START Available data

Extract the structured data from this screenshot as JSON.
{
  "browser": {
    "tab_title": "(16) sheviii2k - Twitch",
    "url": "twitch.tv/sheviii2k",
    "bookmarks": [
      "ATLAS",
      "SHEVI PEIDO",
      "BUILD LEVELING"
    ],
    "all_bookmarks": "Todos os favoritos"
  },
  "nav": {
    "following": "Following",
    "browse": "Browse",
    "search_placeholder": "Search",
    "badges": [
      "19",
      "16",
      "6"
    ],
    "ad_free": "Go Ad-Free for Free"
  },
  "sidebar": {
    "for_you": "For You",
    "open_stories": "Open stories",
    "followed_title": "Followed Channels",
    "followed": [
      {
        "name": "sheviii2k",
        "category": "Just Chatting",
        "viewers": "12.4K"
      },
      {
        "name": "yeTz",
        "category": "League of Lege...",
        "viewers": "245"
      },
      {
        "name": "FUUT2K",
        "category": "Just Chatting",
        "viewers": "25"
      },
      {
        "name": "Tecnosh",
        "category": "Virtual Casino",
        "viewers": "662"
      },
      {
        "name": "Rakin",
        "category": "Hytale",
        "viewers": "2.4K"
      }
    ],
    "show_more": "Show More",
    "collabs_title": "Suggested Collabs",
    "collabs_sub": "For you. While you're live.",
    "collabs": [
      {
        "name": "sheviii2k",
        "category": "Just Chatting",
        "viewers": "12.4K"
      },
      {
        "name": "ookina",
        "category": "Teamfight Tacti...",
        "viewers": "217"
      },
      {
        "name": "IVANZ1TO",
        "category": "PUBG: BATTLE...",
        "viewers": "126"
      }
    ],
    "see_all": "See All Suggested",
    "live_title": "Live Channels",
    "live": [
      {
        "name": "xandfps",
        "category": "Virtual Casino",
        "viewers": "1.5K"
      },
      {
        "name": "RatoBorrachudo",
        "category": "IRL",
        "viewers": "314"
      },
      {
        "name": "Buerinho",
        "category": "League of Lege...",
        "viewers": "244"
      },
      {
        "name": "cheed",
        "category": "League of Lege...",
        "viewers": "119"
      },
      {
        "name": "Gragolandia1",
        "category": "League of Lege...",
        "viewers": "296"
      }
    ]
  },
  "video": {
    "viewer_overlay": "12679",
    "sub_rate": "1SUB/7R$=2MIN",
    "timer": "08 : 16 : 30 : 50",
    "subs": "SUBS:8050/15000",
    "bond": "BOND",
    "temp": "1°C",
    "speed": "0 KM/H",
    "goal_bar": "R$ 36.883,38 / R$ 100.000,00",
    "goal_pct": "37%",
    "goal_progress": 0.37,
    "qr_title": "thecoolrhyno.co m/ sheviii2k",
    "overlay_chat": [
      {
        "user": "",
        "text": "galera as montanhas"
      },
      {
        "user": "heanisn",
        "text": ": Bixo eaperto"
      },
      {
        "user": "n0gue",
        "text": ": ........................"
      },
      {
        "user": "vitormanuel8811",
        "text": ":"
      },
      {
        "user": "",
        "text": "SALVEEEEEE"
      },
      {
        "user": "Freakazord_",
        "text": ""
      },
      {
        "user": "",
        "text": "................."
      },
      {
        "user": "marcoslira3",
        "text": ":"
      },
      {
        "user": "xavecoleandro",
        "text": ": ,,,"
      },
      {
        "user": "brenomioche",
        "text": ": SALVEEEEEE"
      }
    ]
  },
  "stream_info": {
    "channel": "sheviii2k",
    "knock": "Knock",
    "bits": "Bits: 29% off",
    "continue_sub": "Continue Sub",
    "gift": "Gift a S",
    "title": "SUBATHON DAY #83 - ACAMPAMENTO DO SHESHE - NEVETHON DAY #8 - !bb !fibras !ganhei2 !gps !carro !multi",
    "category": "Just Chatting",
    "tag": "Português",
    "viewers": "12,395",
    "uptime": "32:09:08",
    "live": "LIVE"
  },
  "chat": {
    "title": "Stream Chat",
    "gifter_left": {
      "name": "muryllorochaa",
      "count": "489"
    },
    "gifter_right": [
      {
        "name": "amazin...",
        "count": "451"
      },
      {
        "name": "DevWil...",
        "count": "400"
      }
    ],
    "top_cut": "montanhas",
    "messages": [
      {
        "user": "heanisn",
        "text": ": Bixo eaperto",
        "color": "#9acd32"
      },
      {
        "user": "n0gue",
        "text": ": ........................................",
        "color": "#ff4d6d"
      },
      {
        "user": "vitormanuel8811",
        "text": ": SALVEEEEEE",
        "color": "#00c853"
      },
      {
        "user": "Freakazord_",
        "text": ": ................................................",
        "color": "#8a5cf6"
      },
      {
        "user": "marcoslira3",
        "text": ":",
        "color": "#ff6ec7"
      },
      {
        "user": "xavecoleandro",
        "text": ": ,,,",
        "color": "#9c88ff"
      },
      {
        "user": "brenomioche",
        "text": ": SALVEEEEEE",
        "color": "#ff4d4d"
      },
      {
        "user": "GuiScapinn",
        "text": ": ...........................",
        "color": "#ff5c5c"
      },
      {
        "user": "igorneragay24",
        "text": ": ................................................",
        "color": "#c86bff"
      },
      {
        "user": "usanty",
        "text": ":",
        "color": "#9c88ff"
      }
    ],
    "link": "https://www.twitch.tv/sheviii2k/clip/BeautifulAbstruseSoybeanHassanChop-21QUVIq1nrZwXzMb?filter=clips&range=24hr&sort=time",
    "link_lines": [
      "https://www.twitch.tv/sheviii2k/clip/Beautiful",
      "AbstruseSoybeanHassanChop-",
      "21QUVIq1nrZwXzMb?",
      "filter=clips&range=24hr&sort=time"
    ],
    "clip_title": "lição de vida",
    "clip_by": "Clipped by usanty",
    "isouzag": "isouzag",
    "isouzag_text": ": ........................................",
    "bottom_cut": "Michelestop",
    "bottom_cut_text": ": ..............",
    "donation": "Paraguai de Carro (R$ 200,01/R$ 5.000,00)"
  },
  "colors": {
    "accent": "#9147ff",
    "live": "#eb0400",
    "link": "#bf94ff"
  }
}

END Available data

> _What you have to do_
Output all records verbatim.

> _Expected answer_
Extract the structured data from this screenshot as JSON.
{
  "browser": {
    "tab_title": "(16) sheviii2k - Twitch",
    "url": "twitch.tv/sheviii2k",
    "bookmarks": [
      "ATLAS",
      "SHEVI PEIDO",
      "BUILD LEVELING"
    ],
    "all_bookmarks": "Todos os favoritos"
  },
  "nav": {
    "following": "Following",
    "browse": "Browse",
    "search_placeholder": "Search",
    "badges": [
      "19",
      "16",
      "6"
    ],
    "ad_free": "Go Ad-Free for Free"
  },
  "sidebar": {
    "for_you": "For You",
    "open_stories": "Open stories",
    "followed_title": "Followed Channels",
    "followed": [
      {
        "name": "sheviii2k",
        "category": "Just Chatting",
        "viewers": "12.4K"
      },
      {
        "name": "yeTz",
        "category": "League of Lege...",
        "viewers": "245"
      },
      {
        "name": "FUUT2K",
        "category": "Just Chatting",
        "viewers": "25"
      },
      {
        "name": "Tecnosh",
        "category": "Virtual Casino",
        "viewers": "662"
      },
      {
        "name": "Rakin",
        "category": "Hytale",
        "viewers": "2.4K"
      }
    ],
    "show_more": "Show More",
    "collabs_title": "Suggested Collabs",
    "collabs_sub": "For you. While you're live.",
    "collabs": [
      {
        "name": "sheviii2k",
        "category": "Just Chatting",
        "viewers": "12.4K"
      },
      {
        "name": "ookina",
        "category": "Teamfight Tacti...",
        "viewers": "217"
      },
      {
        "name": "IVANZ1TO",
        "category": "PUBG: BATTLE...",
        "viewers": "126"
      }
    ],
    "see_all": "See All Suggested",
    "live_title": "Live Channels",
    "live": [
      {
        "name": "xandfps",
        "category": "Virtual Casino",
        "viewers": "1.5K"
      },
      {
        "name": "RatoBorrachudo",
        "category": "IRL",
        "viewers": "314"
      },
      {
        "name": "Buerinho",
        "category": "League of Lege...",
        "viewers": "244"
      },
      {
        "name": "cheed",
        "category": "League of Lege...",
        "viewers": "119"
      },
      {
        "name": "Gragolandia1",
        "category": "League of Lege...",
        "viewers": "296"
      }
    ]
  },
  "video": {
    "viewer_overlay": "12679",
    "sub_rate": "1SUB/7R$=2MIN",
    "timer": "08 : 16 : 30 : 50",
    "subs": "SUBS:8050/15000",
    "bond": "BOND",
    "temp": "1°C",
    "speed": "0 KM/H",
    "goal_bar": "R$ 36.883,38 / R$ 100.000,00",
    "goal_pct": "37%",
    "goal_progress": 0.37,
    "qr_title": "thecoolrhyno.co m/ sheviii2k",
    "overlay_chat": [
      {
        "user": "",
        "text": "galera as montanhas"
      },
      {
        "user": "heanisn",
        "text": ": Bixo eaperto"
      },
      {
        "user": "n0gue",
        "text": ": ........................"
      },
      {
        "user": "vitormanuel8811",
        "text": ":"
      },
      {
        "user": "",
        "text": "SALVEEEEEE"
      },
      {
        "user": "Freakazord_",
        "text": ""
      },
      {
        "user": "",
        "text": "................."
      },
      {
        "user": "marcoslira3",
        "text": ":"
      },
      {
        "user": "xavecoleandro",
        "text": ": ,,,"
      },
      {
        "user": "brenomioche",
        "text": ": SALVEEEEEE"
      }
    ]
  },
  "stream_info": {
    "channel": "sheviii2k",
    "knock": "Knock",
    "bits": "Bits: 29% off",
    "continue_sub": "Continue Sub",
    "gift": "Gift a S",
    "title": "SUBATHON DAY #83 - ACAMPAMENTO DO SHESHE - NEVETHON DAY #8 - !bb !fibras !ganhei2 !gps !carro !multi",
    "category": "Just Chatting",
    "tag": "Português",
    "viewers": "12,395",
    "uptime": "32:09:08",
    "live": "LIVE"
  },
  "chat": {
    "title": "Stream Chat",
    "gifter_left": {
      "name": "muryllorochaa",
      "count": "489"
    },
    "gifter_right": [
      {
        "name": "amazin...",
        "count": "451"
      },
      {
        "name": "DevWil...",
        "count": "400"
      }
    ],
    "top_cut": "montanhas",
    "messages": [
      {
        "user": "heanisn",
        "text": ": Bixo eaperto",
        "color": "#9acd32"
      },
      {
        "user": "n0gue",
        "text": ": ........................................",
        "color": "#ff4d6d"
      },
      {
        "user": "vitormanuel8811",
        "text": ": SALVEEEEEE",
        "color": "#00c853"
      },
      {
        "user": "Freakazord_",
        "text": ": ................................................",
        "color": "#8a5cf6"
      },
      {
        "user": "marcoslira3",
        "text": ":",
        "color": "#ff6ec7"
      },
      {
        "user": "xavecoleandro",
        "text": ": ,,,",
        "color": "#9c88ff"
      },
      {
        "user": "brenomioche",
        "text": ": SALVEEEEEE",
        "color": "#ff4d4d"
      },
      {
        "user": "GuiScapinn",
        "text": ": ...........................",
        "color": "#ff5c5c"
      },
      {
        "user": "igorneragay24",
        "text": ": ................................................",
        "color": "#c86bff"
      },
      {
        "user": "usanty",
        "text": ":",
        "color": "#9c88ff"
      }
    ],
    "link": "https://www.twitch.tv/sheviii2k/clip/BeautifulAbstruseSoybeanHassanChop-21QUVIq1nrZwXzMb?filter=clips&range=24hr&sort=time",
    "link_lines": [
      "https://www.twitch.tv/sheviii2k/clip/Beautiful",
      "AbstruseSoybeanHassanChop-",
      "21QUVIq1nrZwXzMb?",
      "filter=clips&range=24hr&sort=time"
    ],
    "clip_title": "lição de vida",
    "clip_by": "Clipped by usanty",
    "isouzag": "isouzag",
    "isouzag_text": ": ........................................",
    "bottom_cut": "Michelestop",
    "bottom_cut_text": ": ..............",
    "donation": "Paraguai de Carro (R$ 200,01/R$ 5.000,00)"
  },
  "colors": {
    "accent": "#9147ff",
    "live": "#eb0400",
    "link": "#bf94ff"
  }
}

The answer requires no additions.